Component data from apps and pages

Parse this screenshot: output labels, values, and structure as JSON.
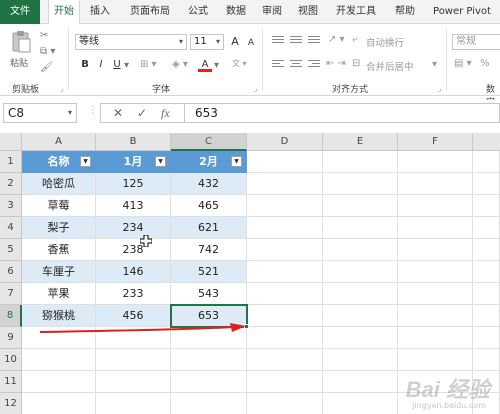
{
  "ribbon_tabs": [
    "文件",
    "开始",
    "插入",
    "页面布局",
    "公式",
    "数据",
    "审阅",
    "视图",
    "开发工具",
    "帮助",
    "Power Pivot"
  ],
  "ribbon": {
    "clipboard": {
      "paste_label": "粘贴",
      "group_label": "剪贴板"
    },
    "font": {
      "font_name": "等线",
      "font_size": "11",
      "bold": "B",
      "italic": "I",
      "underline": "U",
      "grow": "A",
      "shrink": "A",
      "font_color": "A",
      "group_label": "字体"
    },
    "alignment": {
      "wrap_text": "自动换行",
      "merge_center": "合并后居中",
      "group_label": "对齐方式"
    },
    "number": {
      "format": "常规",
      "percent": "%",
      "group_label": "数字"
    }
  },
  "formula_bar": {
    "name_box": "C8",
    "cancel_icon": "✕",
    "enter_icon": "✓",
    "fx_label": "fx",
    "value": "653"
  },
  "sheet": {
    "columns": [
      "A",
      "B",
      "C",
      "D",
      "E",
      "F"
    ],
    "rows": [
      "1",
      "2",
      "3",
      "4",
      "5",
      "6",
      "7",
      "8",
      "9",
      "10",
      "11",
      "12"
    ],
    "selected_cell": "C8",
    "table_header": [
      "名称",
      "1月",
      "2月"
    ],
    "table_rows": [
      [
        "哈密瓜",
        "125",
        "432"
      ],
      [
        "草莓",
        "413",
        "465"
      ],
      [
        "梨子",
        "234",
        "621"
      ],
      [
        "香蕉",
        "238",
        "742"
      ],
      [
        "车厘子",
        "146",
        "521"
      ],
      [
        "苹果",
        "233",
        "543"
      ],
      [
        "猕猴桃",
        "456",
        "653"
      ]
    ]
  },
  "colors": {
    "accent": "#217346",
    "table_header": "#5b9bd5",
    "band": "#ddebf7",
    "arrow": "#e02020"
  },
  "watermark": {
    "main": "Bai 经验",
    "sub": "jingyan.baidu.com"
  }
}
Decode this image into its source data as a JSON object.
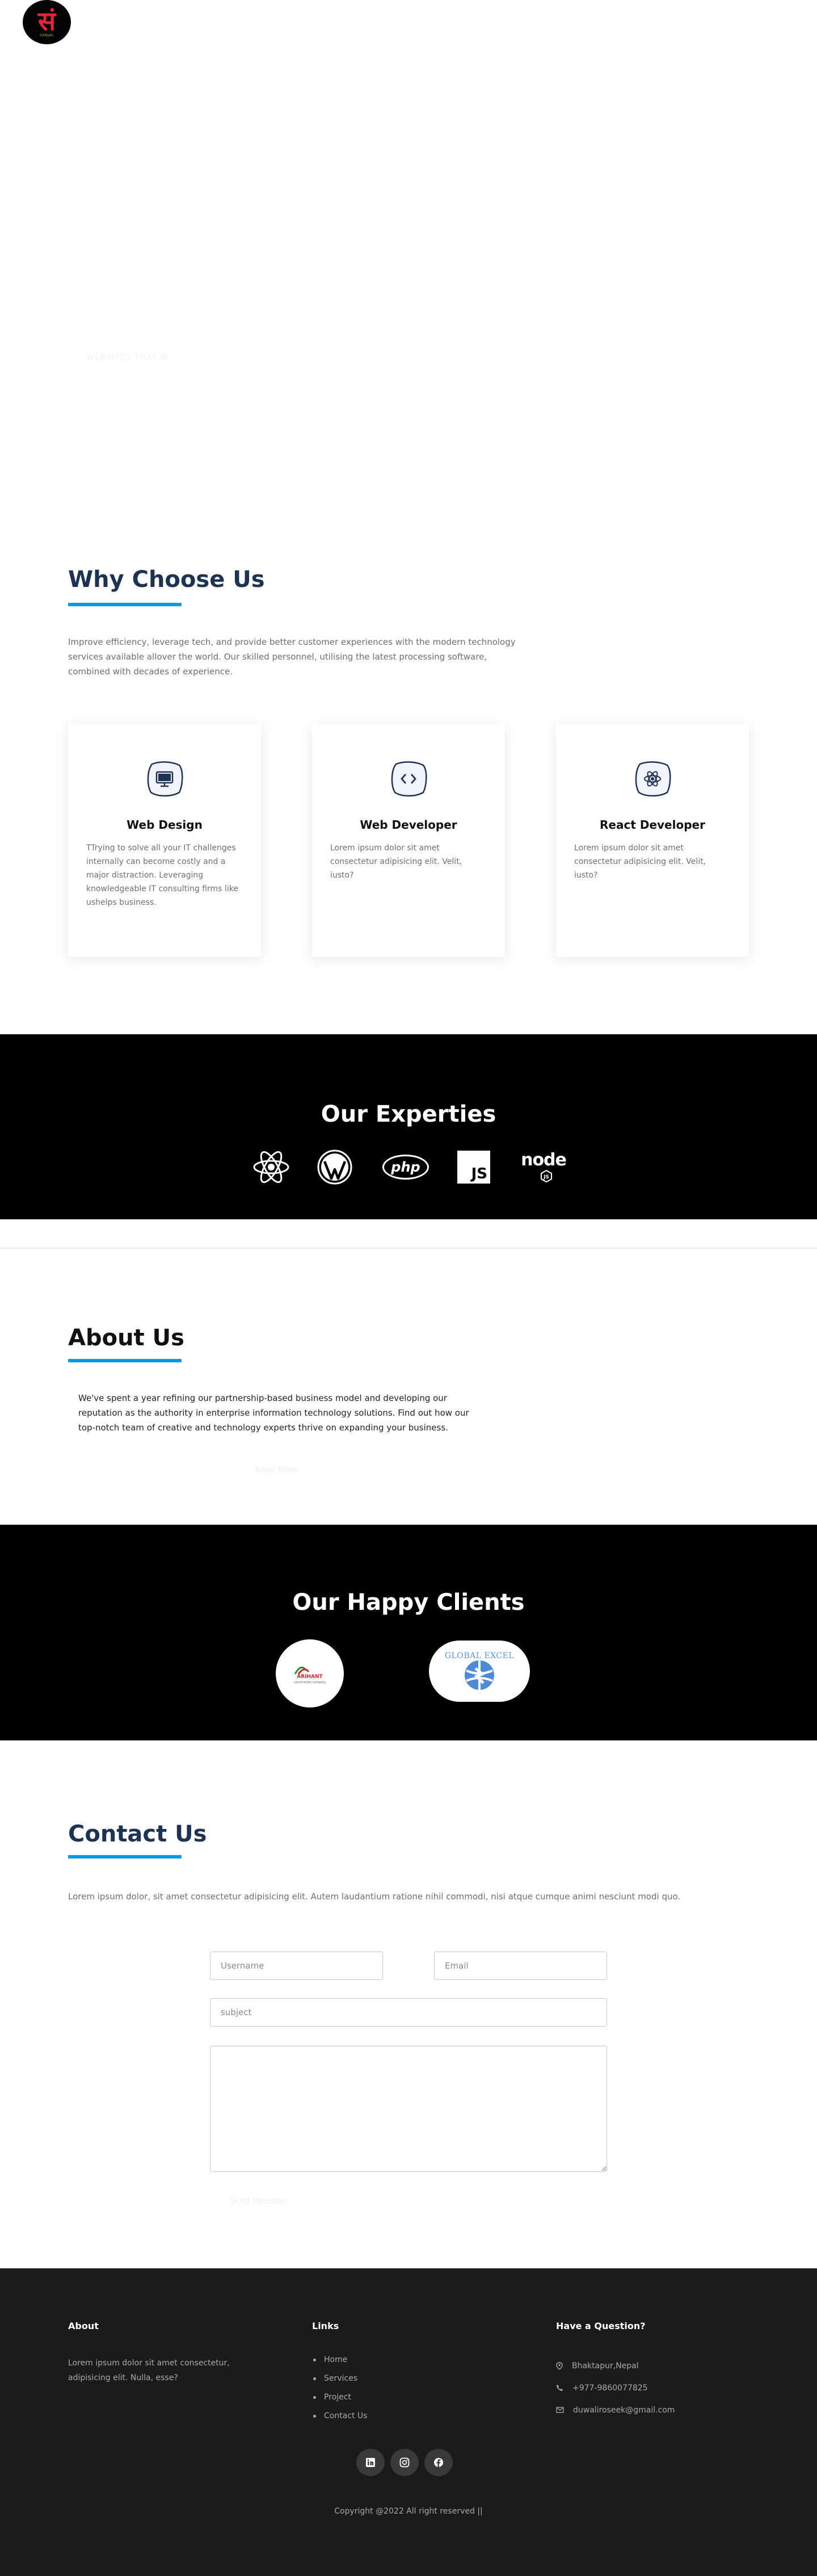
{
  "header": {
    "logo_glyph": "सं",
    "logo_tagline": "SANJAL"
  },
  "hero": {
    "faint_text": "WEBSITES THAT W"
  },
  "why": {
    "title": "Why Choose Us",
    "paragraph": "Improve efficiency, leverage tech, and provide better customer experiences with the modern technology services available allover the world. Our skilled personnel, utilising the latest processing software, combined with decades of experience.",
    "cards": [
      {
        "icon": "monitor-icon",
        "title": "Web Design",
        "text": "TTrying to solve all your IT challenges internally can become costly and a major distraction. Leveraging knowledgeable IT consulting firms like ushelps business."
      },
      {
        "icon": "code-icon",
        "title": "Web Developer",
        "text": "Lorem ipsum dolor sit amet consectetur adipisicing elit. Velit, iusto?"
      },
      {
        "icon": "react-icon",
        "title": "React Developer",
        "text": "Lorem ipsum dolor sit amet consectetur adipisicing elit. Velit, iusto?"
      }
    ]
  },
  "expertise": {
    "title": "Our Experties",
    "logos": [
      "react-logo-icon",
      "wordpress-logo-icon",
      "php-logo-icon",
      "javascript-logo-icon",
      "nodejs-logo-icon"
    ],
    "php_text": "php",
    "js_text": "JS",
    "node_text": "node"
  },
  "about": {
    "title": "About Us",
    "paragraph": "We've spent a year refining our partnership-based business model and developing our reputation as the authority in enterprise information technology solutions. Find out how our top-notch team of creative and technology experts thrive on expanding your business.",
    "faint_text": "Read More"
  },
  "clients": {
    "title": "Our Happy Clients",
    "items": [
      {
        "name": "client-logo-1",
        "text": "ARIHANT",
        "subtext": "construction company"
      },
      {
        "name": "client-logo-2",
        "text": "GLOBAL EXCEL"
      }
    ]
  },
  "contact": {
    "title": "Contact Us",
    "paragraph": "Lorem ipsum dolor, sit amet consectetur adipisicing elit. Autem laudantium ratione nihil commodi, nisi atque cumque animi nesciunt modi quo.",
    "username_placeholder": "Username",
    "email_placeholder": "Email",
    "subject_placeholder": "subject",
    "message_placeholder": "",
    "send_label": "Send Message"
  },
  "footer": {
    "about_heading": "About",
    "about_text": "Lorem ipsum dolor sit amet consectetur, adipisicing elit. Nulla, esse?",
    "links_heading": "Links",
    "links": [
      "Home",
      "Services",
      "Project",
      "Contact Us"
    ],
    "question_heading": "Have a Question?",
    "address": "Bhaktapur,Nepal",
    "phone": "+977-9860077825",
    "email": "duwaliroseek@gmail.com",
    "socials": [
      "linkedin-icon",
      "instagram-icon",
      "facebook-icon"
    ],
    "copyright": "Copyright @2022 All right reserved ||"
  },
  "colors": {
    "heading": "#1e3251",
    "accent": "#0d98e6",
    "band": "#000000",
    "footer": "#1b1b1b"
  }
}
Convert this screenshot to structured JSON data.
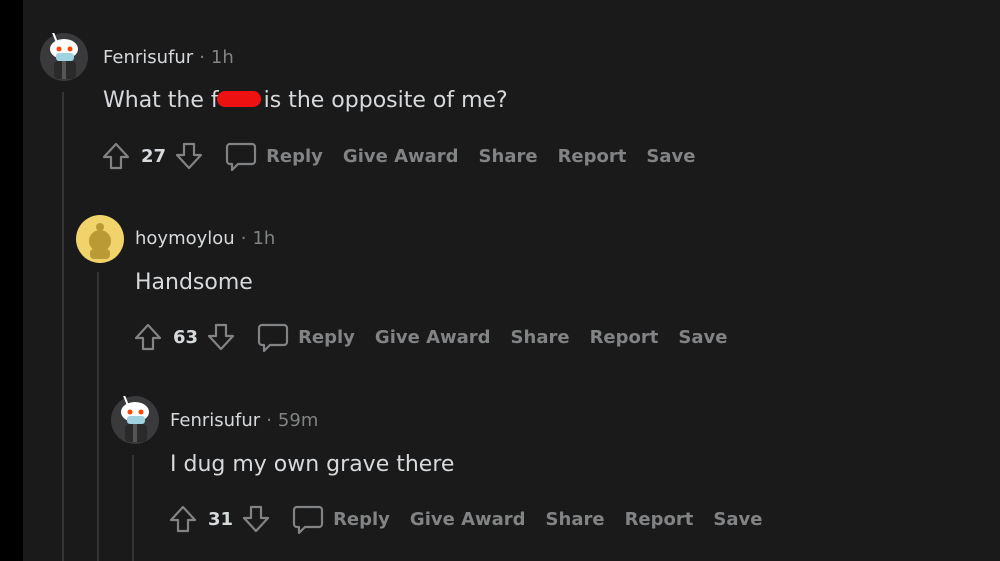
{
  "theme": {
    "background": "#1a1a1b",
    "text": "#d7dadc",
    "muted": "#818384",
    "redaction": "#ee1111"
  },
  "comments": [
    {
      "author": "Fenrisufur",
      "separator": "·",
      "time": "1h",
      "text_before": "What the f",
      "text_after": "is the opposite of me?",
      "score": "27",
      "avatar_icon": "snoo-avatar-icon",
      "actions": {
        "reply": "Reply",
        "award": "Give Award",
        "share": "Share",
        "report": "Report",
        "save": "Save"
      }
    },
    {
      "author": "hoymoylou",
      "separator": "·",
      "time": "1h",
      "text": "Handsome",
      "score": "63",
      "avatar_icon": "snoo-avatar-icon",
      "actions": {
        "reply": "Reply",
        "award": "Give Award",
        "share": "Share",
        "report": "Report",
        "save": "Save"
      }
    },
    {
      "author": "Fenrisufur",
      "separator": "·",
      "time": "59m",
      "text": "I dug my own grave there",
      "score": "31",
      "avatar_icon": "snoo-avatar-icon",
      "actions": {
        "reply": "Reply",
        "award": "Give Award",
        "share": "Share",
        "report": "Report",
        "save": "Save"
      }
    }
  ]
}
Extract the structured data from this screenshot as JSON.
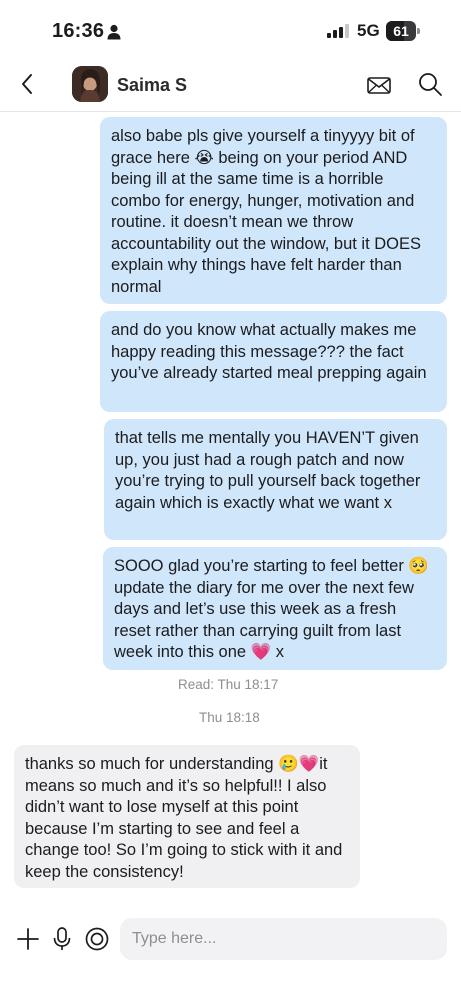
{
  "status_bar": {
    "time": "16:36",
    "network": "5G",
    "battery_level": "61",
    "battery_fraction": 0.61
  },
  "header": {
    "contact_name": "Saima S",
    "icons": {
      "back": "chevron-left-icon",
      "mail": "envelope-icon",
      "search": "search-icon"
    }
  },
  "messages": [
    {
      "direction": "outgoing",
      "text": "also babe pls give yourself a tinyyyy bit of grace here 😭 being on your period AND being ill at the same time is a horrible combo for energy, hunger, motivation and routine. it doesn’t mean we throw accountability out the window, but it DOES explain why things have felt harder than normal"
    },
    {
      "direction": "outgoing",
      "text": "and do you know what actually makes me happy reading this message??? the fact you’ve already started meal prepping again"
    },
    {
      "direction": "outgoing",
      "text": "that tells me mentally you HAVEN’T given up, you just had a rough patch and now you’re trying to pull yourself back together again which is exactly what we want x"
    },
    {
      "direction": "outgoing",
      "text": "SOOO glad you’re starting to feel better 🥺 update the diary for me over the next few days and let’s use this week as a fresh reset rather than carrying guilt from last week into this one 💗 x"
    },
    {
      "direction": "incoming",
      "text": "thanks so much for understanding 🥲💗it means so much and it’s so helpful!! I also didn’t want to lose myself at this point because I’m starting to see and feel a change too! So I’m going to stick with it and keep the consistency!"
    }
  ],
  "read_receipt": "Read: Thu 18:17",
  "timestamp_separator": "Thu 18:18",
  "composer": {
    "placeholder": "Type here...",
    "icons": [
      "plus-icon",
      "microphone-icon",
      "camera-icon"
    ]
  },
  "colors": {
    "outgoing_bubble": "#cfe6fb",
    "incoming_bubble": "#f0f0f2",
    "meta_text": "#8e8e93"
  }
}
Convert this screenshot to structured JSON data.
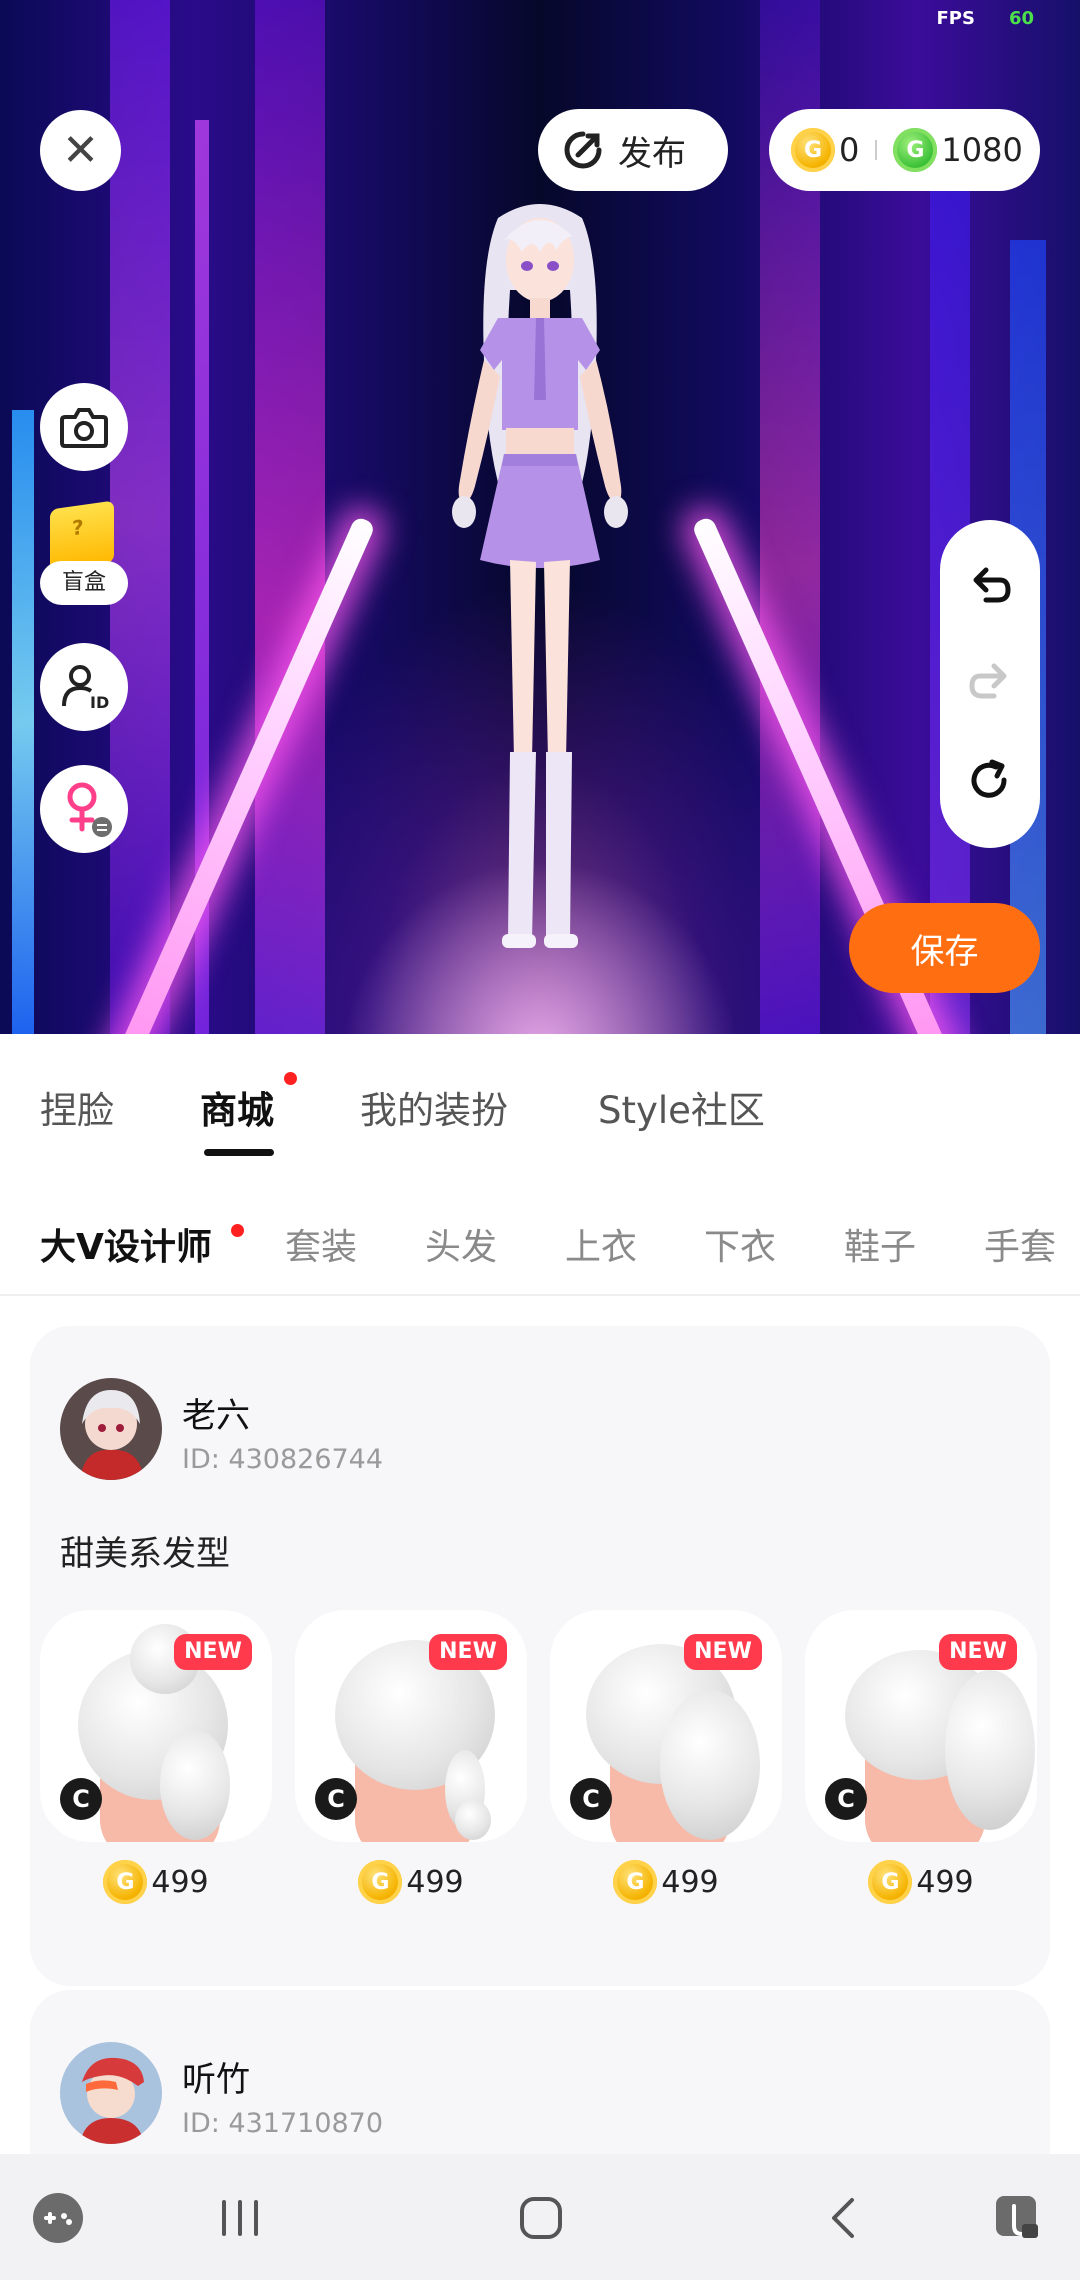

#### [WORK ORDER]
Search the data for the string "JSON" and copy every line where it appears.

#### [COMPLETED EXERCISE]
Parse this screenshot: output labels, values, and structure as JSON.
Decode this image into its source data as a JSON object.
Convert this screenshot to structured JSON data.
Extract the structured data from this screenshot as JSON.
Convert this screenshot to structured JSON data.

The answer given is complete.